(Web page and app entries)
━━━━━━━━

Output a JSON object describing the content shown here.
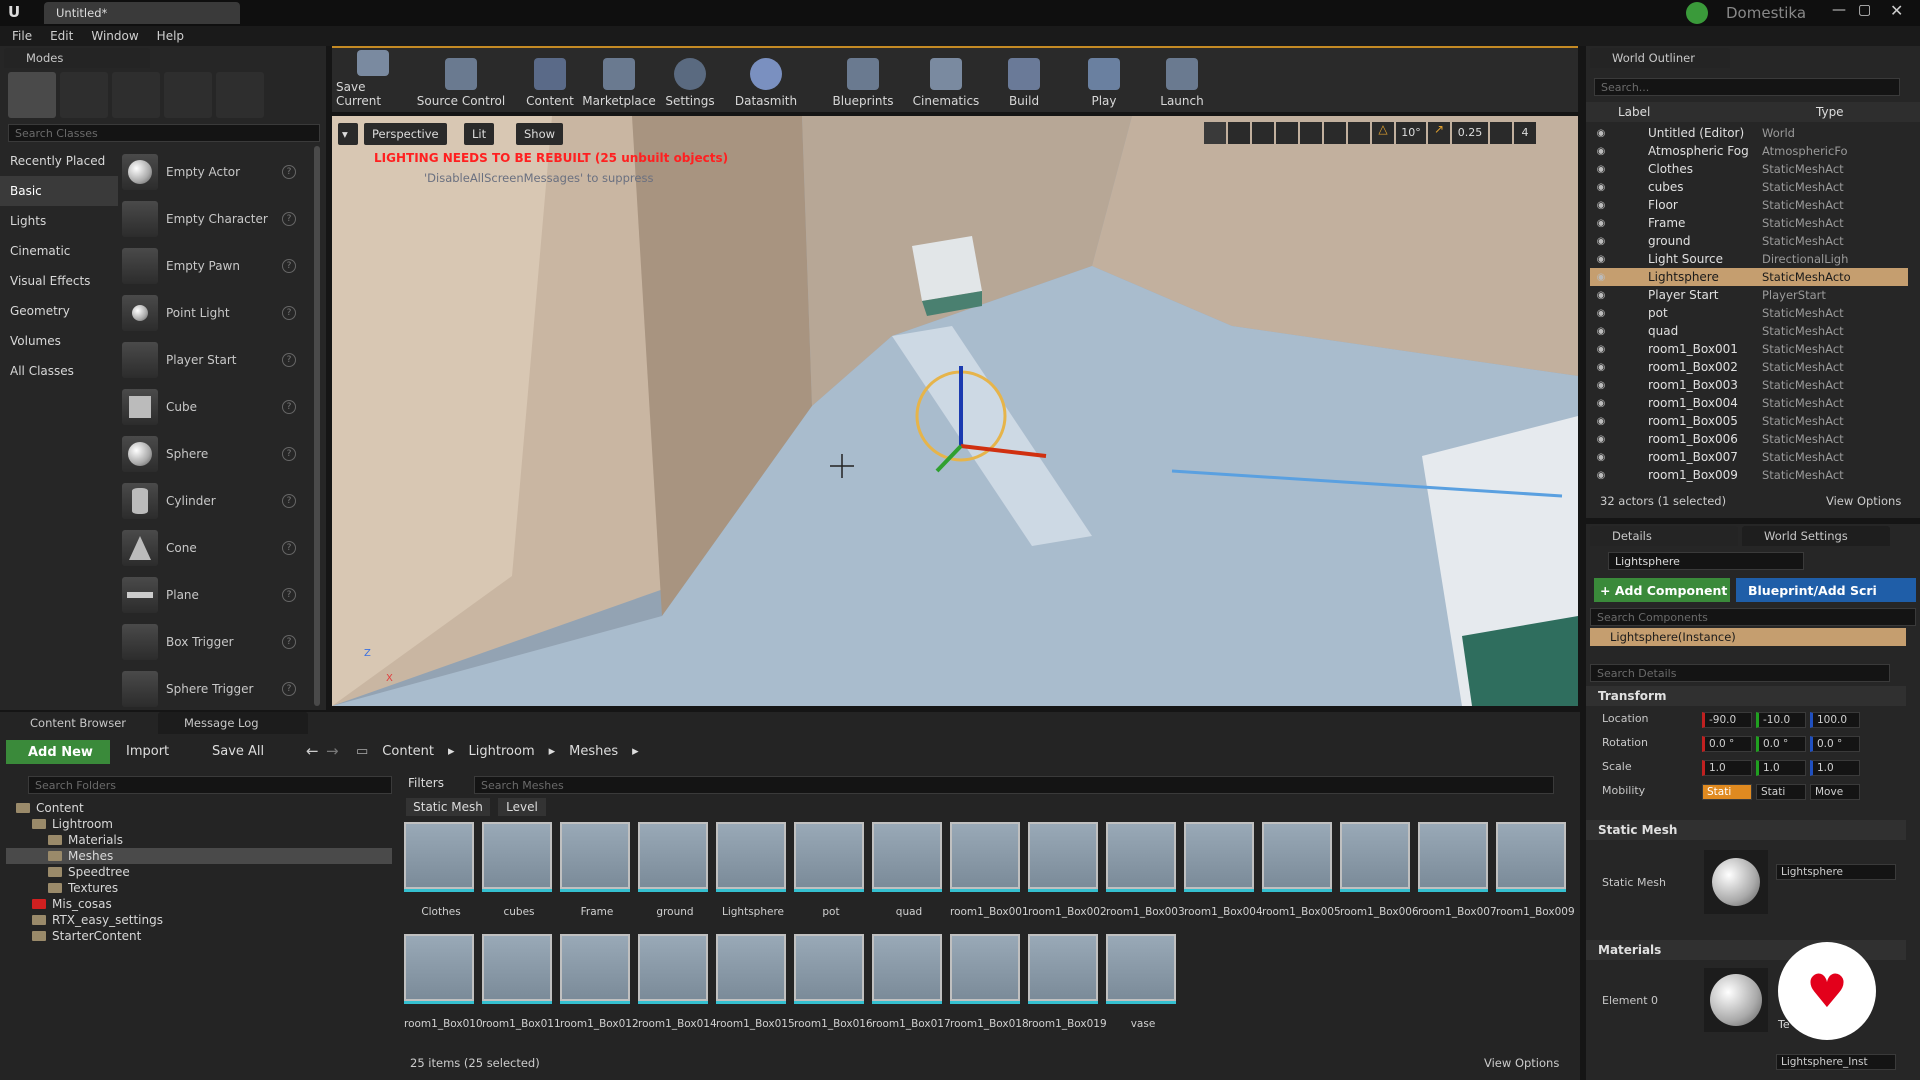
{
  "window": {
    "title": "Untitled*",
    "brand": "Domestika",
    "logo": "U"
  },
  "menu": [
    "File",
    "Edit",
    "Window",
    "Help"
  ],
  "modes": {
    "tab": "Modes",
    "search_placeholder": "Search Classes",
    "categories": [
      "Recently Placed",
      "Basic",
      "Lights",
      "Cinematic",
      "Visual Effects",
      "Geometry",
      "Volumes",
      "All Classes"
    ],
    "active_category": "Basic",
    "items": [
      "Empty Actor",
      "Empty Character",
      "Empty Pawn",
      "Point Light",
      "Player Start",
      "Cube",
      "Sphere",
      "Cylinder",
      "Cone",
      "Plane",
      "Box Trigger",
      "Sphere Trigger"
    ]
  },
  "toolbar": [
    "Save Current",
    "Source Control",
    "Content",
    "Marketplace",
    "Settings",
    "Datasmith",
    "Blueprints",
    "Cinematics",
    "Build",
    "Play",
    "Launch"
  ],
  "viewport": {
    "perspective": "Perspective",
    "lit": "Lit",
    "show": "Show",
    "warning": "LIGHTING NEEDS TO BE REBUILT (25 unbuilt objects)",
    "warning_sub": "'DisableAllScreenMessages' to suppress",
    "angle_snap": "10°",
    "scale_snap": "0.25",
    "camera_speed": "4",
    "axis_z": "Z",
    "axis_x": "X"
  },
  "outliner": {
    "tab": "World Outliner",
    "search_placeholder": "Search...",
    "col_label": "Label",
    "col_type": "Type",
    "rows": [
      {
        "label": "Untitled (Editor)",
        "type": "World"
      },
      {
        "label": "Atmospheric Fog",
        "type": "AtmosphericFo"
      },
      {
        "label": "Clothes",
        "type": "StaticMeshAct"
      },
      {
        "label": "cubes",
        "type": "StaticMeshAct"
      },
      {
        "label": "Floor",
        "type": "StaticMeshAct"
      },
      {
        "label": "Frame",
        "type": "StaticMeshAct"
      },
      {
        "label": "ground",
        "type": "StaticMeshAct"
      },
      {
        "label": "Light Source",
        "type": "DirectionalLigh"
      },
      {
        "label": "Lightsphere",
        "type": "StaticMeshActo"
      },
      {
        "label": "Player Start",
        "type": "PlayerStart"
      },
      {
        "label": "pot",
        "type": "StaticMeshAct"
      },
      {
        "label": "quad",
        "type": "StaticMeshAct"
      },
      {
        "label": "room1_Box001",
        "type": "StaticMeshAct"
      },
      {
        "label": "room1_Box002",
        "type": "StaticMeshAct"
      },
      {
        "label": "room1_Box003",
        "type": "StaticMeshAct"
      },
      {
        "label": "room1_Box004",
        "type": "StaticMeshAct"
      },
      {
        "label": "room1_Box005",
        "type": "StaticMeshAct"
      },
      {
        "label": "room1_Box006",
        "type": "StaticMeshAct"
      },
      {
        "label": "room1_Box007",
        "type": "StaticMeshAct"
      },
      {
        "label": "room1_Box009",
        "type": "StaticMeshAct"
      }
    ],
    "selected_index": 8,
    "footer": "32 actors (1 selected)",
    "view_options": "View Options"
  },
  "details": {
    "tab": "Details",
    "tab2": "World Settings",
    "name": "Lightsphere",
    "add_component": "+ Add Component",
    "blueprint": "Blueprint/Add Scri",
    "search_components": "Search Components",
    "instance": "Lightsphere(Instance)",
    "search_details": "Search Details",
    "transform": "Transform",
    "location_label": "Location",
    "location": [
      "-90.0",
      "-10.0",
      "100.0"
    ],
    "rotation_label": "Rotation",
    "rotation": [
      "0.0 °",
      "0.0 °",
      "0.0 °"
    ],
    "scale_label": "Scale",
    "scale": [
      "1.0",
      "1.0",
      "1.0"
    ],
    "mobility_label": "Mobility",
    "mobility": [
      "Stati",
      "Stati",
      "Move"
    ],
    "static_mesh_section": "Static Mesh",
    "static_mesh_label": "Static Mesh",
    "static_mesh_value": "Lightsphere",
    "materials_section": "Materials",
    "element0": "Element 0",
    "material_value": "Lightsphere_Inst",
    "tex_label": "Te"
  },
  "content_browser": {
    "tab": "Content Browser",
    "tab2": "Message Log",
    "add_new": "Add New",
    "import": "Import",
    "save_all": "Save All",
    "path": [
      "Content",
      "Lightroom",
      "Meshes"
    ],
    "search_folders": "Search Folders",
    "filters": "Filters",
    "search_meshes": "Search Meshes",
    "filter_chips": [
      "Static Mesh",
      "Level"
    ],
    "folders": [
      {
        "name": "Content",
        "depth": 0
      },
      {
        "name": "Lightroom",
        "depth": 1
      },
      {
        "name": "Materials",
        "depth": 2
      },
      {
        "name": "Meshes",
        "depth": 2
      },
      {
        "name": "Speedtree",
        "depth": 2
      },
      {
        "name": "Textures",
        "depth": 2
      },
      {
        "name": "Mis_cosas",
        "depth": 1
      },
      {
        "name": "RTX_easy_settings",
        "depth": 1
      },
      {
        "name": "StarterContent",
        "depth": 1
      }
    ],
    "assets": [
      "Clothes",
      "cubes",
      "Frame",
      "ground",
      "Lightsphere",
      "pot",
      "quad",
      "room1_Box001",
      "room1_Box002",
      "room1_Box003",
      "room1_Box004",
      "room1_Box005",
      "room1_Box006",
      "room1_Box007",
      "room1_Box009",
      "room1_Box010",
      "room1_Box011",
      "room1_Box012",
      "room1_Box014",
      "room1_Box015",
      "room1_Box016",
      "room1_Box017",
      "room1_Box018",
      "room1_Box019",
      "vase"
    ],
    "status": "25 items (25 selected)",
    "view_options": "View Options"
  },
  "colors": {
    "accent_green": "#3a8a3a",
    "selection": "#c59e6f",
    "warning_red": "#e02020",
    "blueprint_blue": "#1f5ea8",
    "domestika_red": "#e3001b"
  }
}
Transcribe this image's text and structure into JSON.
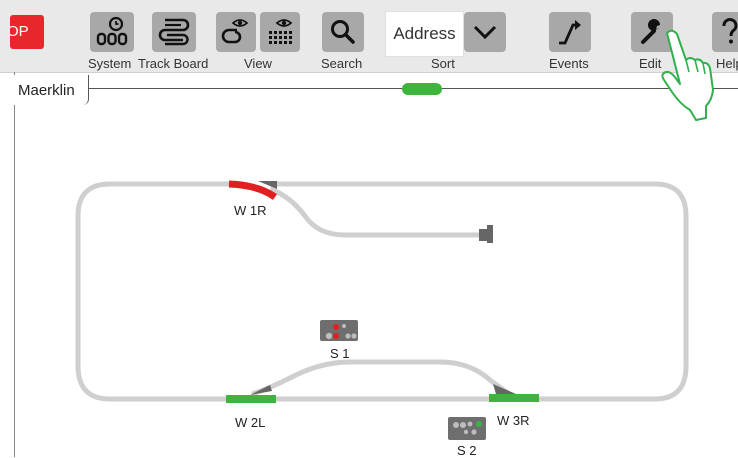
{
  "toolbar": {
    "stop_label": "OP",
    "system_label": "System",
    "track_board_label": "Track Board",
    "view_label": "View",
    "search_label": "Search",
    "sort_value": "Address",
    "sort_label": "Sort",
    "events_label": "Events",
    "edit_label": "Edit",
    "help_label": "Help"
  },
  "layout": {
    "tab_label": "Maerklin",
    "turnouts": [
      {
        "label": "W 1R",
        "state_color": "#e02020"
      },
      {
        "label": "W 2L",
        "state_color": "#3bb53b"
      },
      {
        "label": "W 3R",
        "state_color": "#3bb53b"
      }
    ],
    "signals": [
      {
        "label": "S 1",
        "aspect": "red"
      },
      {
        "label": "S 2",
        "aspect": "green"
      }
    ]
  },
  "colors": {
    "toolbar_bg": "#e9e9e9",
    "button_bg": "#a8a8a8",
    "stop_red": "#e8262b",
    "track_gray": "#cfcfcf",
    "hand_green": "#2fb14b"
  }
}
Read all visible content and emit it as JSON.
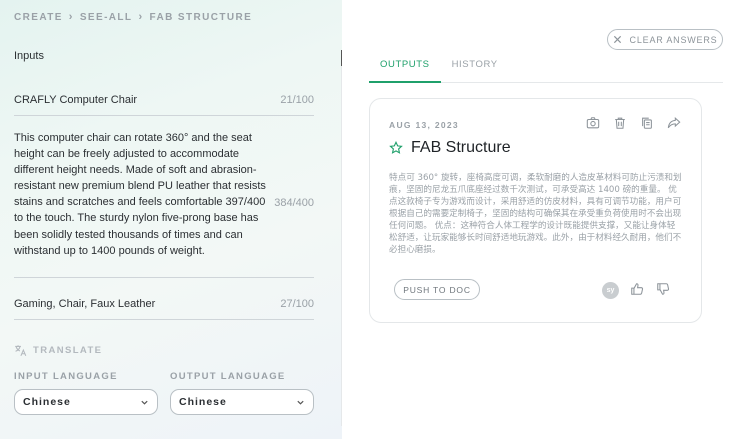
{
  "breadcrumb": [
    "CREATE",
    "SEE-ALL",
    "FAB STRUCTURE"
  ],
  "inputs": {
    "heading": "Inputs",
    "product_name": {
      "value": "CRAFLY Computer Chair",
      "count": "21/100"
    },
    "description": {
      "value": "This computer chair can rotate 360° and the seat height can be freely adjusted to accommodate different height needs. Made of soft and abrasion- resistant new premium blend PU leather that resists stains and scratches and feels comfortable 397/400 to the touch. The sturdy nylon five-prong base has been solidly tested thousands of times and can withstand up to 1400 pounds of weight.",
      "count": "384/400"
    },
    "keywords": {
      "value": "Gaming, Chair, Faux Leather",
      "count": "27/100"
    }
  },
  "translate": {
    "label": "TRANSLATE",
    "input_language_label": "INPUT LANGUAGE",
    "output_language_label": "OUTPUT LANGUAGE",
    "input_language": "Chinese",
    "output_language": "Chinese"
  },
  "clear_answers_label": "CLEAR ANSWERS",
  "tabs": [
    {
      "label": "OUTPUTS",
      "active": true
    },
    {
      "label": "HISTORY",
      "active": false
    }
  ],
  "output_card": {
    "date": "AUG 13, 2023",
    "title": "FAB Structure",
    "body": "特点可 360° 旋转，座椅高度可调，柔软耐磨的人造皮革材料可防止污渍和划痕，坚固的尼龙五爪底座经过数千次测试，可承受高达 1400 磅的重量。 优点这款椅子专为游戏而设计，采用舒适的仿皮材料，具有可调节功能，用户可根据自己的需要定制椅子，坚固的结构可确保其在承受重负荷使用时不会出现任何问题。 优点：这种符合人体工程学的设计既能提供支撑，又能让身体轻松舒适，让玩家能够长时间舒适地玩游戏。此外，由于材料经久耐用，他们不必担心磨损。",
    "push_label": "PUSH TO DOC",
    "avatar_initials": "sy"
  },
  "colors": {
    "accent": "#1fa06b",
    "muted_text": "#9aa1a7",
    "border": "#b9c0c5"
  },
  "icons": [
    "camera-icon",
    "trash-icon",
    "copy-icon",
    "share-icon",
    "star-icon",
    "thumbs-up-icon",
    "thumbs-down-icon",
    "translate-icon",
    "chevron-down-icon",
    "close-icon",
    "chevron-right-icon"
  ]
}
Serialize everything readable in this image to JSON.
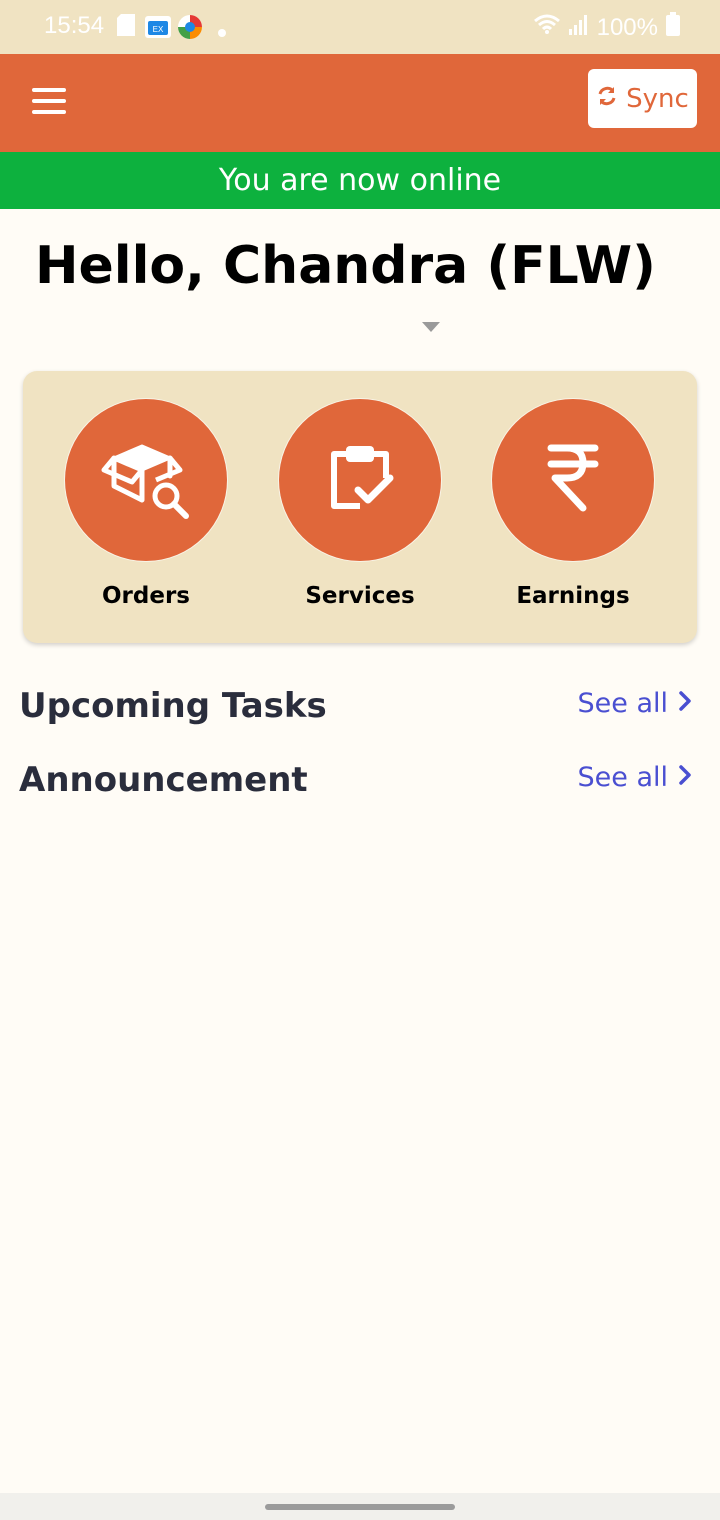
{
  "status_bar": {
    "time": "15:54",
    "battery": "100%",
    "icons": [
      "sd-card-icon",
      "file-explorer-icon",
      "browser-icon",
      "notification-dot-icon",
      "wifi-icon",
      "signal-icon",
      "battery-icon"
    ]
  },
  "app_bar": {
    "menu_icon": "hamburger-menu-icon",
    "sync_label": "Sync",
    "sync_icon": "sync-icon",
    "color": "#e0673a"
  },
  "banner": {
    "text": "You are now online",
    "color": "#0db13e"
  },
  "greeting": {
    "text": "Hello, Chandra (FLW)"
  },
  "quick_actions": [
    {
      "label": "Orders",
      "icon": "box-search-icon"
    },
    {
      "label": "Services",
      "icon": "clipboard-check-icon"
    },
    {
      "label": "Earnings",
      "icon": "rupee-icon"
    }
  ],
  "sections": [
    {
      "title": "Upcoming Tasks",
      "link": "See all"
    },
    {
      "title": "Announcement",
      "link": "See all"
    }
  ],
  "colors": {
    "background": "#fffcf6",
    "card": "#f0e3c2",
    "link": "#4a4fd1"
  }
}
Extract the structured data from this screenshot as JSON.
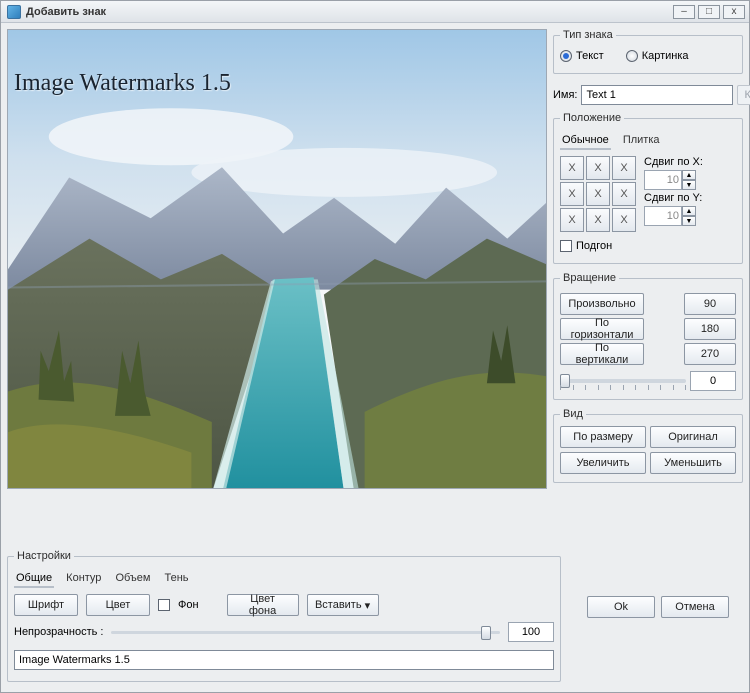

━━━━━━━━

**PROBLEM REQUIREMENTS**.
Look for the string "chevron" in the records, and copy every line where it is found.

**SOLUTION FOR THIS PROBLEM**.
    "chevron-down-icon",
    "chevron-right-icon"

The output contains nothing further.